A Guide to Park-and-Ride Facilities3 min readReading Time: 3 minutes
Park-and-ride facilities are simply parking lots equipped with public transport connectivity. They are designed to transfer travelers from low-occupancy modes such as cars to high-occupancy modes like buses, trains, and carpools. Commuters park their vehicles in the parking lot and travel via a high-occupancy mode for the remainder of their journey. The vehicle is retrieved from the parking lot when the owner returns at the end of the day.
For commuters affected by congestion on roads, park-and-ride facilities appear to be a viable alternative. Even though the transit fare from park-and-rides is generally higher than the normal fare, parking is either free or very cheap. By concentrating the transit demand to a single point, traveling eventually becomes cost-effective. Most park-and-rides include amenities such as covered waiting areas, benches, vending machines, restrooms, and sometimes even car wash, as an attempt to encourage more passengers.
Benefits of Park-and-Ride Facilities
The biggest benefit of park-and-ride facilities is that they increase accessibility not only for the people using it but also for people driving on roads. Ridesharing leads to a decline in the number of single-occupancy vehicles on highways. As a result, drivers save time, fuel, and money since roads are not congested anymore. Prolonged traffic jams are also eliminated due to this, leading to reduced air pollution and consequently a healthier environment.
For people making use of park-and-ride facilities, the advantages are much more. They enjoy even more accessibility and travel for them is very cost-efficient.
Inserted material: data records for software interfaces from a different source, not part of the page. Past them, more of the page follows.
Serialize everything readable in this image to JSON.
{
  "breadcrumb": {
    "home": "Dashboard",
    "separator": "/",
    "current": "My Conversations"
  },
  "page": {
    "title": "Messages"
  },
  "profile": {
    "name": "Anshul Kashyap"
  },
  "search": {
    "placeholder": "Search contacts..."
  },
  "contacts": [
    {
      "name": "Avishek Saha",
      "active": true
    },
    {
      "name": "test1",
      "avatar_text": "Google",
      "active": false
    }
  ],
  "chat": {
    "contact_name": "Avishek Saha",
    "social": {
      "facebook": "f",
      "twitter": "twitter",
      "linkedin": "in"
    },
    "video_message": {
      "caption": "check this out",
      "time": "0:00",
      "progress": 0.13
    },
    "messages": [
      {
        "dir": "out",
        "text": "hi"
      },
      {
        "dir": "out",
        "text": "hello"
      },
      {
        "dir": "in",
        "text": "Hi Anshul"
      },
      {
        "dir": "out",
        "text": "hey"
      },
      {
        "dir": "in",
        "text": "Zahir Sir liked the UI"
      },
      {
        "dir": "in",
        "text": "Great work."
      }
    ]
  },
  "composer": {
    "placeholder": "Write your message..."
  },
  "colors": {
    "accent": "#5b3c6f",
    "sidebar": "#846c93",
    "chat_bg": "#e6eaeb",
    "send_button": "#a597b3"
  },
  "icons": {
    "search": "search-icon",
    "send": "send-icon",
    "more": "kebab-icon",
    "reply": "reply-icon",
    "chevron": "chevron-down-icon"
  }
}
Additionally, if services such as free wi-fi are made available on public transport systems utilized by park-and-rides, passengers can also improve time management by working while traveling.
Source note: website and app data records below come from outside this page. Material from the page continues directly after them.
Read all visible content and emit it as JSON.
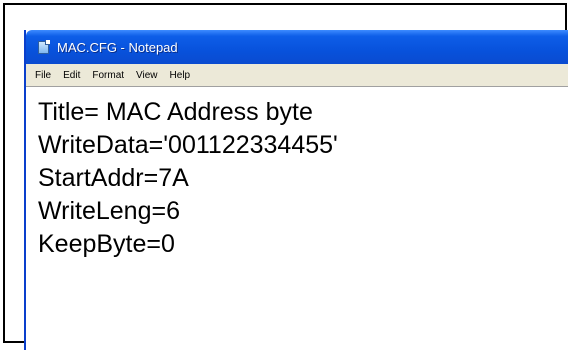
{
  "window": {
    "title": "MAC.CFG - Notepad",
    "icon": "notepad-icon"
  },
  "menu": {
    "items": [
      {
        "label": "File"
      },
      {
        "label": "Edit"
      },
      {
        "label": "Format"
      },
      {
        "label": "View"
      },
      {
        "label": "Help"
      }
    ]
  },
  "editor": {
    "lines": [
      "Title= MAC Address byte",
      "WriteData='001122334455'",
      "StartAddr=7A",
      "WriteLeng=6",
      "KeepByte=0"
    ]
  },
  "colors": {
    "titlebar": "#0852dc",
    "menubar": "#ece9d8",
    "frame_border": "#000000"
  }
}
Also Read: How Smart Parking Reduces Traffic
In the heart of the city, the vehicle count is generally greater than in the suburbs. Therefore, the probability of finding a parking spot is very low. However, commuters making use of park-and-ride facilities no longer have to worry about this. This is yet another advantage offered. In other words, people making use of park-and-ride systems neither add to traffic congestion nor get affected by its consequences.
Best Practices for Park-and-Ride Implementation
Just like an idea loses its value if its execution is not done properly, park-and-ride facilities fail if their implementation and maintenance is anything less than perfect. Therefore, the following best practices must be adopted in order to maximize the potential of park-and-ride facilities:
- Select a location with ease of access: For obvious reasons, park-and-ride facilities are more successful when located outside the ring of congestion, and in places that provide direct access to buses, trains, etc. As a best practice, the ideal locations must be carefully identified, and the best out of these must be selected.
- Perform frequent reanalysis: The process of analyzing transit demand does not come to an end once the park-and-ride facility is constructed and implemented. Transit agencies must closely monitor the activity, every six months at the very least.
- Develop complementary strategies: In order to ensure that the park–and-ride facility evolves with time, new strategies can be implemented in conjunction with it. Bus Rapid Transit (BRT) and managed lanes are two examples of the same. Additionally, public and stakeholder support can also be gathered and channeled into educating commuters about the benefits of park-and-ride.
Park-and-ride facilities have existed in some communities for a very long time. However, their value was realized only a few years ago, when the number of vehicles on the planet reached an all-time high and a solution was desperately needed. Not only do these facilities make traveling easy, but they also save time and money. Reducing air pollution is an added benefit. Extending these facilities to as many cities as possible is the need of the hour.